YOUR INSTRUCTIONS:
Take each line of the records below that contains the string "drives" and copy it.

DATA SHOWN:
━━━━━━━━━━━━━━━━━━━━━━━━━━━━━━

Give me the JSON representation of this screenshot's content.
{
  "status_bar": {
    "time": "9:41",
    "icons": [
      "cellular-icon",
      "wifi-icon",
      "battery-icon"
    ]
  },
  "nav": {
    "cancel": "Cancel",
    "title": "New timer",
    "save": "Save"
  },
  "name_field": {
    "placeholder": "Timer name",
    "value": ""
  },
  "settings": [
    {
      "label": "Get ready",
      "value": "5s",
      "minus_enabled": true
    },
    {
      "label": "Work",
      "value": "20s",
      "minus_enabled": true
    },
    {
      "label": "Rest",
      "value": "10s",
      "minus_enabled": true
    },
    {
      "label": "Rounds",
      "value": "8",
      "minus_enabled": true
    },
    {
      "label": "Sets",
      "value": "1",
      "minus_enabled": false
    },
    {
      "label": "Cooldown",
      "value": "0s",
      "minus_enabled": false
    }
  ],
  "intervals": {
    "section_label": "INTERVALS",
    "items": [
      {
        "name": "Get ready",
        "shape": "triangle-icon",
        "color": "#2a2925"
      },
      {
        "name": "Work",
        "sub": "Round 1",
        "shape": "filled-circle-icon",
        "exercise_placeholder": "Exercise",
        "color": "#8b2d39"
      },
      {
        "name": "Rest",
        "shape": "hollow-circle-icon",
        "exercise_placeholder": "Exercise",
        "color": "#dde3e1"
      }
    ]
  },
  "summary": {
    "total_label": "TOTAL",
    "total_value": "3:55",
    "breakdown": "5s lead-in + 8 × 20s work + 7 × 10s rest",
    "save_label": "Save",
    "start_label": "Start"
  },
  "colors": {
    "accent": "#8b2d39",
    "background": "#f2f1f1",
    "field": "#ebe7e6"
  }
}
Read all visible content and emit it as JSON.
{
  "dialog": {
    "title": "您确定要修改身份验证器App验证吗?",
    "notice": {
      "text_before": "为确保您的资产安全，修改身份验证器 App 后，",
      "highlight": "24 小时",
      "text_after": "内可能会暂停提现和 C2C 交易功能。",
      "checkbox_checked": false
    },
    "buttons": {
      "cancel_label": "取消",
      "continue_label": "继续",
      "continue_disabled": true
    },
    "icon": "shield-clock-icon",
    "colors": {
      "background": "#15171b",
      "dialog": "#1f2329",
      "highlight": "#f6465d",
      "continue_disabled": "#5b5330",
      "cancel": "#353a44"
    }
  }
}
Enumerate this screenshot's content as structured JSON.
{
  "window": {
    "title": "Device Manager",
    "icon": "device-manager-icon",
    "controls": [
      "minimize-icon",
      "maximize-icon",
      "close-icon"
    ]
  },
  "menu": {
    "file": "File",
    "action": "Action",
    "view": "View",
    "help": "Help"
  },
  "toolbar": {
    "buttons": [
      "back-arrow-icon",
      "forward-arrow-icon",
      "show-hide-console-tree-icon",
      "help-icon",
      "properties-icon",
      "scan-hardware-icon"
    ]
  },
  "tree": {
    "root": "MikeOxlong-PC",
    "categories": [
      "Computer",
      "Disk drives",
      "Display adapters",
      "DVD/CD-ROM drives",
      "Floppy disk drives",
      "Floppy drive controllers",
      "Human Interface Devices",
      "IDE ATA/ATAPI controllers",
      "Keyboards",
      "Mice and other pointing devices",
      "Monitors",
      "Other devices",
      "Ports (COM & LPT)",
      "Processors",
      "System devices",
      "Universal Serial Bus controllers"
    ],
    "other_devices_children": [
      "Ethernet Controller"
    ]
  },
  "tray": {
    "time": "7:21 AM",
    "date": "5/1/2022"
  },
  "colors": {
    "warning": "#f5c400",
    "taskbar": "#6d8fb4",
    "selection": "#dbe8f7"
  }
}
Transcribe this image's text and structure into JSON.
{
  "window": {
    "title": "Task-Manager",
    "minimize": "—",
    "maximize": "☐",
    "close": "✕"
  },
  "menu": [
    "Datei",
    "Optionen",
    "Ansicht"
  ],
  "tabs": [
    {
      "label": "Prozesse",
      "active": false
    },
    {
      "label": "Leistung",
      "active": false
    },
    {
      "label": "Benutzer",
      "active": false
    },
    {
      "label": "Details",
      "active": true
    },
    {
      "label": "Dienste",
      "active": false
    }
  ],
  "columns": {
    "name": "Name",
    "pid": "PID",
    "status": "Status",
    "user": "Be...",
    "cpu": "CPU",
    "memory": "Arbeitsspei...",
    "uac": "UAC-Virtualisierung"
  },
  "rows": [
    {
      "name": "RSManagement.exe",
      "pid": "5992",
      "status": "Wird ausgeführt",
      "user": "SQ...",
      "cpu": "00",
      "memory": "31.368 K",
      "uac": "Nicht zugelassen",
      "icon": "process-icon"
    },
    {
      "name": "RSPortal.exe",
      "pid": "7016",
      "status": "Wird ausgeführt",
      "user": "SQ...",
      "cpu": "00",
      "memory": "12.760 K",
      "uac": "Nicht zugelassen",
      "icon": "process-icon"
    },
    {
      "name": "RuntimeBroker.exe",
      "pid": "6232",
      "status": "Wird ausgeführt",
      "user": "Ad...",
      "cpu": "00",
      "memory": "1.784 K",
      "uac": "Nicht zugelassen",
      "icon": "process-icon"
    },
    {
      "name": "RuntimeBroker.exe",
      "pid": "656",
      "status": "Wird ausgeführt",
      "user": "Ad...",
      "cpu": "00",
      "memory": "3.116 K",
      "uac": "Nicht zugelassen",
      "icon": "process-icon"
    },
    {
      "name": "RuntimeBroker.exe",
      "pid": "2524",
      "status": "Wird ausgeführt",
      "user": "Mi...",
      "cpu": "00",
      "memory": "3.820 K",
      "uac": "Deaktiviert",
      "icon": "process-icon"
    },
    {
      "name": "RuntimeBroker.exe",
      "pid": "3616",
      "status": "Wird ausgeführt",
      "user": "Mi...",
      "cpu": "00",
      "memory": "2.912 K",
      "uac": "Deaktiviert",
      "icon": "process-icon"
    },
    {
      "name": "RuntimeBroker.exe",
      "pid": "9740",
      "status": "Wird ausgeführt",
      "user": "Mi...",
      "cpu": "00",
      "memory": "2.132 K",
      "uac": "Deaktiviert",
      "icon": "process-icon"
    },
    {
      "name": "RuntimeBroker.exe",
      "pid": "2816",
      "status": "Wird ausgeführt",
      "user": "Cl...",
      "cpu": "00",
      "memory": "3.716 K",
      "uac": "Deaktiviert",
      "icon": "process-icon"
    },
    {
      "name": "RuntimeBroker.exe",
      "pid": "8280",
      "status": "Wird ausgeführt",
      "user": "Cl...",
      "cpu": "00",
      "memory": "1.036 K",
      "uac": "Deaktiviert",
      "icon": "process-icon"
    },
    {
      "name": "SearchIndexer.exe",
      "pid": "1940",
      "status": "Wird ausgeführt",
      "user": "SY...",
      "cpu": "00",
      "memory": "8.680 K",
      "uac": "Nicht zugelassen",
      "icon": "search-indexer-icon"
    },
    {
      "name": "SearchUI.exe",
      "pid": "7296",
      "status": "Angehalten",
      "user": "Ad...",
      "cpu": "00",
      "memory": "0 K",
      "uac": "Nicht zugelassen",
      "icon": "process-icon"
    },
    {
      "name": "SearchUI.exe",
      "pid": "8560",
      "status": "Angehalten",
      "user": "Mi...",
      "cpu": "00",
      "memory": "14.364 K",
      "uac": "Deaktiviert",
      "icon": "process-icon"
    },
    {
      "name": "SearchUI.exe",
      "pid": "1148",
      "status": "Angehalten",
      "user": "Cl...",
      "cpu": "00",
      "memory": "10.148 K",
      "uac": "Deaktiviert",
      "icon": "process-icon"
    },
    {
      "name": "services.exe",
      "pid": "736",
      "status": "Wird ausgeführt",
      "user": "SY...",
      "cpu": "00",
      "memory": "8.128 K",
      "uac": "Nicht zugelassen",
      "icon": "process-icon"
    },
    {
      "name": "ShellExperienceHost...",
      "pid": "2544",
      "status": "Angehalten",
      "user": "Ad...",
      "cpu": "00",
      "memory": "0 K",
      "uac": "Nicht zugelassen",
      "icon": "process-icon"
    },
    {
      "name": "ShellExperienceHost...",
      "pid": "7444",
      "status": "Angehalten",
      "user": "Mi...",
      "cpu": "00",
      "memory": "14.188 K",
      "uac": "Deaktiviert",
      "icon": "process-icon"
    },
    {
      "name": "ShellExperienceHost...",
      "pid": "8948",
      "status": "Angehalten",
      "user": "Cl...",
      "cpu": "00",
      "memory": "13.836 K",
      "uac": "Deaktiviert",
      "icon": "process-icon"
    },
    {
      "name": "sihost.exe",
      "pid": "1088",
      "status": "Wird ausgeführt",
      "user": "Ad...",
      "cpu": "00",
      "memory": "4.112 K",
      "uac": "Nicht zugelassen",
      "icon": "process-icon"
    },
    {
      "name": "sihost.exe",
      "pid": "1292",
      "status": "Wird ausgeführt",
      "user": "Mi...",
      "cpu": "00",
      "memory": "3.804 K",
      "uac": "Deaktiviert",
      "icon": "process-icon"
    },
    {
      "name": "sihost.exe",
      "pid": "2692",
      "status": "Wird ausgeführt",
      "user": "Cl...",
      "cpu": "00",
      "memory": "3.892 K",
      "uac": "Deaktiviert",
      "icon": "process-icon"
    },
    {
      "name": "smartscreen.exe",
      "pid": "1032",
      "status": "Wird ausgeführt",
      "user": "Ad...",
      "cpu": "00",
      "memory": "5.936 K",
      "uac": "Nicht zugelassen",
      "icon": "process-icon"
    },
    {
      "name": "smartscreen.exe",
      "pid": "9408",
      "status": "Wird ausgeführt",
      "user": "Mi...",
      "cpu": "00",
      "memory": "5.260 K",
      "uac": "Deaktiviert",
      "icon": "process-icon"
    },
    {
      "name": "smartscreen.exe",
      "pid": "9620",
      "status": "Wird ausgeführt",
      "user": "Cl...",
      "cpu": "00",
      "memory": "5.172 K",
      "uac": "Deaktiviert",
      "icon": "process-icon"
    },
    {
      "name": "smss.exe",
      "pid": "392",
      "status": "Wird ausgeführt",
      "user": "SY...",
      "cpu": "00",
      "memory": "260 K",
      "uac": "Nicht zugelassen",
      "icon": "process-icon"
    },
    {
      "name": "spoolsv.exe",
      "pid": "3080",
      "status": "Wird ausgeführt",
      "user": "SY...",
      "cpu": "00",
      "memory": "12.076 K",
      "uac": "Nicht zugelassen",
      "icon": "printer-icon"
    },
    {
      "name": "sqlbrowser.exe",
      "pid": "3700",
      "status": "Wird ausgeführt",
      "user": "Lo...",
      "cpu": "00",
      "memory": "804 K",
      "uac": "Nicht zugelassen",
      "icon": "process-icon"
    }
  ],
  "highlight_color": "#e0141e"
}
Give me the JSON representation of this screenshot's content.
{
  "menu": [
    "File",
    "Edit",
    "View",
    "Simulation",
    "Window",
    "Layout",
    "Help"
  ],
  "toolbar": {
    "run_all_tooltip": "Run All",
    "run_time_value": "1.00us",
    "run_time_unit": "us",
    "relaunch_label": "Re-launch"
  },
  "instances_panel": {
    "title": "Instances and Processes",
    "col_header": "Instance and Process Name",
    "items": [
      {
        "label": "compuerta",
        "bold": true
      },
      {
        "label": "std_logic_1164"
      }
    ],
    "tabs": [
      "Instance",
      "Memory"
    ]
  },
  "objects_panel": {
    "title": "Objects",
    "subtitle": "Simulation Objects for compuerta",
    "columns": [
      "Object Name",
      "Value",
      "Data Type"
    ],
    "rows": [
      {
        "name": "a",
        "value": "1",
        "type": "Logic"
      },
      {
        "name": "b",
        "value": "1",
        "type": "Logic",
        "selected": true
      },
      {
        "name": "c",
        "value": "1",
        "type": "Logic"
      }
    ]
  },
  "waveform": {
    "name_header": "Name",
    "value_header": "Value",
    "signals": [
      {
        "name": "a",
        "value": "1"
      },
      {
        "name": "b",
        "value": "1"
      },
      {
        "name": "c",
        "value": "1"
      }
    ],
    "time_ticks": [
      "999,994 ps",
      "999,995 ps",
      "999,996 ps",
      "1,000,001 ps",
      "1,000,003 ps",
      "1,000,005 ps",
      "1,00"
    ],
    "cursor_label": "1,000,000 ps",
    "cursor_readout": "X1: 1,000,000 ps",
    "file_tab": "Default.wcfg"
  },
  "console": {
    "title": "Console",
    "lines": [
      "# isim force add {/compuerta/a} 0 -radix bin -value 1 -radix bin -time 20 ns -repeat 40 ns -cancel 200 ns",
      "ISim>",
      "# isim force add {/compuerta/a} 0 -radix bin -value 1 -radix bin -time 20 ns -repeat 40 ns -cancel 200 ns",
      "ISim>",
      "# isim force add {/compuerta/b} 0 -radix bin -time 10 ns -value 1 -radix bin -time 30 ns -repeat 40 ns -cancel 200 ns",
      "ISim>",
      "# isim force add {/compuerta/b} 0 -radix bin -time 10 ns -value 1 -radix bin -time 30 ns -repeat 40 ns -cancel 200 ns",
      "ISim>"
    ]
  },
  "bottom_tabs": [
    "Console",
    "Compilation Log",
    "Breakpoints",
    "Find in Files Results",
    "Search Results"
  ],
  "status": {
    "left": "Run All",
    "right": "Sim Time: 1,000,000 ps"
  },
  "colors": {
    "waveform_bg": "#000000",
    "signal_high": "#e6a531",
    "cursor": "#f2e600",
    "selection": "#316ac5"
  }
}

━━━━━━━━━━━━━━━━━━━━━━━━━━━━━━

EXERCISE OUTPUT:
      "Disk drives",
      "DVD/CD-ROM drives",
      "Floppy disk drives",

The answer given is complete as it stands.